* **Exercise objective**: Set down all of the entries exactly, leaving nothing out.

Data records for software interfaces
++++

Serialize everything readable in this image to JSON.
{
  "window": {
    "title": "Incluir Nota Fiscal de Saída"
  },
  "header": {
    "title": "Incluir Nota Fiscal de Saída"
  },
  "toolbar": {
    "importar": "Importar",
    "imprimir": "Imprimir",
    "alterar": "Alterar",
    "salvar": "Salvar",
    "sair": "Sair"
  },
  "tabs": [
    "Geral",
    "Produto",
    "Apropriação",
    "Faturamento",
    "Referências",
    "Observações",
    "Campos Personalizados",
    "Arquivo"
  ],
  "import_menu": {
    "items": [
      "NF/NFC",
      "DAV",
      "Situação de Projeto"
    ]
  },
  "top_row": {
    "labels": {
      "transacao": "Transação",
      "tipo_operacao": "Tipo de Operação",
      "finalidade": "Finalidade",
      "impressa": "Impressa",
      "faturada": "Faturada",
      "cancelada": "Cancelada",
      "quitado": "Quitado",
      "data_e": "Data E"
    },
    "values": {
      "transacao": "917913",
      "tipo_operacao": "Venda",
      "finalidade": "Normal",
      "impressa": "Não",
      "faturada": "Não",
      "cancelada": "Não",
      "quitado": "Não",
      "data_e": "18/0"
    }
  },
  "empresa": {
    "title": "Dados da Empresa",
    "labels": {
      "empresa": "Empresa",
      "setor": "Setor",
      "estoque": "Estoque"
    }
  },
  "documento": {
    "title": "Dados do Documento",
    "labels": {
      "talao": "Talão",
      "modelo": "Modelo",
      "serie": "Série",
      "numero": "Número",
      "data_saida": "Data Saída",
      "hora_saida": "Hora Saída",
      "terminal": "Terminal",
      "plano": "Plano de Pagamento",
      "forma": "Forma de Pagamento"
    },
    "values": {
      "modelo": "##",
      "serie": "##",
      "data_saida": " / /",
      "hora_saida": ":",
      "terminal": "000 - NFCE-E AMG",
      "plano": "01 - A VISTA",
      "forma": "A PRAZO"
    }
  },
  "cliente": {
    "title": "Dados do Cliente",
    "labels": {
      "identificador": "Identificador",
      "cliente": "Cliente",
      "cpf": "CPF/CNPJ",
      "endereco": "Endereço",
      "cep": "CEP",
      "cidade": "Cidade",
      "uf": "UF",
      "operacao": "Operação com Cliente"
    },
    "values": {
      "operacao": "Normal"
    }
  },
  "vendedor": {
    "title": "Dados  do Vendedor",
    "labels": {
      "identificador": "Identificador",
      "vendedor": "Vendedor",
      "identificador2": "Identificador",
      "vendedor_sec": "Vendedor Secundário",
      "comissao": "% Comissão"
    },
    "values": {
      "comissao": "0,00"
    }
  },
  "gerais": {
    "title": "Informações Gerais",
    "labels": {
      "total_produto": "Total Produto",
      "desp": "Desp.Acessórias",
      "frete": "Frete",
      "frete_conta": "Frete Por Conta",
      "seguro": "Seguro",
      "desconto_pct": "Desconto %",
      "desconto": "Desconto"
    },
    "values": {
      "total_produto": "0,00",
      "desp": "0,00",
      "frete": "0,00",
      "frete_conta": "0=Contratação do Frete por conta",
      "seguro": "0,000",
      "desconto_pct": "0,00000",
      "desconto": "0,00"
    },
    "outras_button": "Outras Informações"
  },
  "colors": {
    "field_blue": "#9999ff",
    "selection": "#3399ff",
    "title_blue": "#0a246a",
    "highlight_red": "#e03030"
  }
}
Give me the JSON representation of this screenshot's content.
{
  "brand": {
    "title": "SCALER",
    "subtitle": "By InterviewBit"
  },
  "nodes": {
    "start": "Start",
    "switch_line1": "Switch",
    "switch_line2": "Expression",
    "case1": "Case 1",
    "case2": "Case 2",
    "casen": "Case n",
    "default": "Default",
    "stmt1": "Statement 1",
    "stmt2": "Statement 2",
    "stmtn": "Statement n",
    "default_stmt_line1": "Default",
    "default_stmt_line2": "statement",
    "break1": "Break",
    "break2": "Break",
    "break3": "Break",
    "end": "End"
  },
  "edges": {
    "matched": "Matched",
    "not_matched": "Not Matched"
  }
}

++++

* **Solution for this problem**:
Serialize everything readable in this image to JSON.
{
  "window": {
    "title": "Incluir Nota Fiscal de Saída"
  },
  "header": {
    "title": "Incluir Nota Fiscal de Saída"
  },
  "toolbar": {
    "importar": "Importar",
    "imprimir": "Imprimir",
    "alterar": "Alterar",
    "salvar": "Salvar",
    "sair": "Sair"
  },
  "tabs": [
    "Geral",
    "Produto",
    "Apropriação",
    "Faturamento",
    "Referências",
    "Observações",
    "Campos Personalizados",
    "Arquivo"
  ],
  "import_menu": {
    "items": [
      "NF/NFC",
      "DAV",
      "Situação de Projeto"
    ]
  },
  "top_row": {
    "labels": {
      "transacao": "Transação",
      "tipo_operacao": "Tipo de Operação",
      "finalidade": "Finalidade",
      "impressa": "Impressa",
      "faturada": "Faturada",
      "cancelada": "Cancelada",
      "quitado": "Quitado",
      "data_e": "Data E"
    },
    "values": {
      "transacao": "917913",
      "tipo_operacao": "Venda",
      "finalidade": "Normal",
      "impressa": "Não",
      "faturada": "Não",
      "cancelada": "Não",
      "quitado": "Não",
      "data_e": "18/0"
    }
  },
  "empresa": {
    "title": "Dados da Empresa",
    "labels": {
      "empresa": "Empresa",
      "setor": "Setor",
      "estoque": "Estoque"
    }
  },
  "documento": {
    "title": "Dados do Documento",
    "labels": {
      "talao": "Talão",
      "modelo": "Modelo",
      "serie": "Série",
      "numero": "Número",
      "data_saida": "Data Saída",
      "hora_saida": "Hora Saída",
      "terminal": "Terminal",
      "plano": "Plano de Pagamento",
      "forma": "Forma de Pagamento"
    },
    "values": {
      "modelo": "##",
      "serie": "##",
      "data_saida": " / /",
      "hora_saida": ":",
      "terminal": "000 - NFCE-E AMG",
      "plano": "01 - A VISTA",
      "forma": "A PRAZO"
    }
  },
  "cliente": {
    "title": "Dados do Cliente",
    "labels": {
      "identificador": "Identificador",
      "cliente": "Cliente",
      "cpf": "CPF/CNPJ",
      "endereco": "Endereço",
      "cep": "CEP",
      "cidade": "Cidade",
      "uf": "UF",
      "operacao": "Operação com Cliente"
    },
    "values": {
      "operacao": "Normal"
    }
  },
  "vendedor": {
    "title": "Dados  do Vendedor",
    "labels": {
      "identificador": "Identificador",
      "vendedor": "Vendedor",
      "identificador2": "Identificador",
      "vendedor_sec": "Vendedor Secundário",
      "comissao": "% Comissão"
    },
    "values": {
      "comissao": "0,00"
    }
  },
  "gerais": {
    "title": "Informações Gerais",
    "labels": {
      "total_produto": "Total Produto",
      "desp": "Desp.Acessórias",
      "frete": "Frete",
      "frete_conta": "Frete Por Conta",
      "seguro": "Seguro",
      "desconto_pct": "Desconto %",
      "desconto": "Desconto"
    },
    "values": {
      "total_produto": "0,00",
      "desp": "0,00",
      "frete": "0,00",
      "frete_conta": "0=Contratação do Frete por conta",
      "seguro": "0,000",
      "desconto_pct": "0,00000",
      "desconto": "0,00"
    },
    "outras_button": "Outras Informações"
  },
  "colors": {
    "field_blue": "#9999ff",
    "selection": "#3399ff",
    "title_blue": "#0a246a",
    "highlight_red": "#e03030"
  }
}
Give me the JSON representation of this screenshot's content.
{
  "brand": {
    "title": "SCALER",
    "subtitle": "By InterviewBit"
  },
  "nodes": {
    "start": "Start",
    "switch_line1": "Switch",
    "switch_line2": "Expression",
    "case1": "Case 1",
    "case2": "Case 2",
    "casen": "Case n",
    "default": "Default",
    "stmt1": "Statement 1",
    "stmt2": "Statement 2",
    "stmtn": "Statement n",
    "default_stmt_line1": "Default",
    "default_stmt_line2": "statement",
    "break1": "Break",
    "break2": "Break",
    "break3": "Break",
    "end": "End"
  },
  "edges": {
    "matched": "Matched",
    "not_matched": "Not Matched"
  }
}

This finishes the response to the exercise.